## Records supplied:

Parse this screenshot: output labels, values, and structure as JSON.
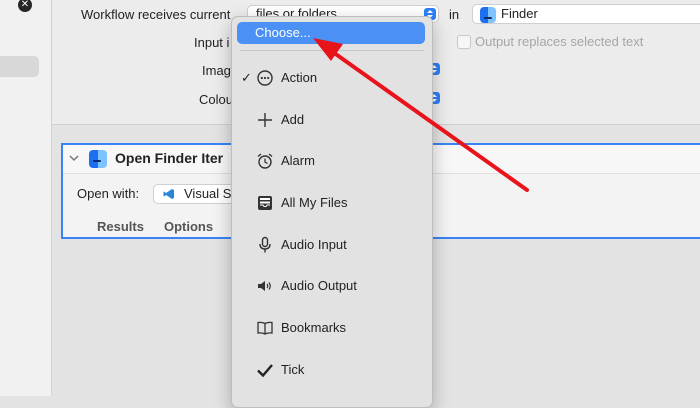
{
  "header": {
    "workflow_label": "Workflow receives current",
    "input_label": "files or folders",
    "in_label": "in",
    "app_label": "Finder",
    "input_row_label": "Input i",
    "image_row_label": "Imag",
    "colour_row_label": "Colou",
    "output_checkbox_label": "Output replaces selected text"
  },
  "card": {
    "title": "Open Finder Iter",
    "open_with_label": "Open with:",
    "app_value": "Visual S",
    "tabs": [
      "Results",
      "Options"
    ]
  },
  "menu": {
    "choose_label": "Choose...",
    "items": [
      {
        "label": "Action",
        "icon": "action-icon",
        "checked": true
      },
      {
        "label": "Add",
        "icon": "plus-icon"
      },
      {
        "label": "Alarm",
        "icon": "alarm-clock-icon"
      },
      {
        "label": "All My Files",
        "icon": "tray-icon"
      },
      {
        "label": "Audio Input",
        "icon": "microphone-icon"
      },
      {
        "label": "Audio Output",
        "icon": "speaker-icon"
      },
      {
        "label": "Bookmarks",
        "icon": "book-icon"
      },
      {
        "label": "Tick",
        "icon": "checkmark-icon"
      }
    ],
    "check_glyph": "✓"
  },
  "colors": {
    "accent": "#4a90f5",
    "card_border": "#3b82f6",
    "annotation_arrow": "#e8131b"
  }
}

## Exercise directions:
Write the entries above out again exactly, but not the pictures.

## Solution below:
Parse this screenshot: output labels, values, and structure as JSON.
{
  "header": {
    "workflow_label": "Workflow receives current",
    "input_label": "files or folders",
    "in_label": "in",
    "app_label": "Finder",
    "input_row_label": "Input i",
    "image_row_label": "Imag",
    "colour_row_label": "Colou",
    "output_checkbox_label": "Output replaces selected text"
  },
  "card": {
    "title": "Open Finder Iter",
    "open_with_label": "Open with:",
    "app_value": "Visual S",
    "tabs": [
      "Results",
      "Options"
    ]
  },
  "menu": {
    "choose_label": "Choose...",
    "items": [
      {
        "label": "Action",
        "icon": "action-icon",
        "checked": true
      },
      {
        "label": "Add",
        "icon": "plus-icon"
      },
      {
        "label": "Alarm",
        "icon": "alarm-clock-icon"
      },
      {
        "label": "All My Files",
        "icon": "tray-icon"
      },
      {
        "label": "Audio Input",
        "icon": "microphone-icon"
      },
      {
        "label": "Audio Output",
        "icon": "speaker-icon"
      },
      {
        "label": "Bookmarks",
        "icon": "book-icon"
      },
      {
        "label": "Tick",
        "icon": "checkmark-icon"
      }
    ],
    "check_glyph": "✓"
  },
  "colors": {
    "accent": "#4a90f5",
    "card_border": "#3b82f6",
    "annotation_arrow": "#e8131b"
  }
}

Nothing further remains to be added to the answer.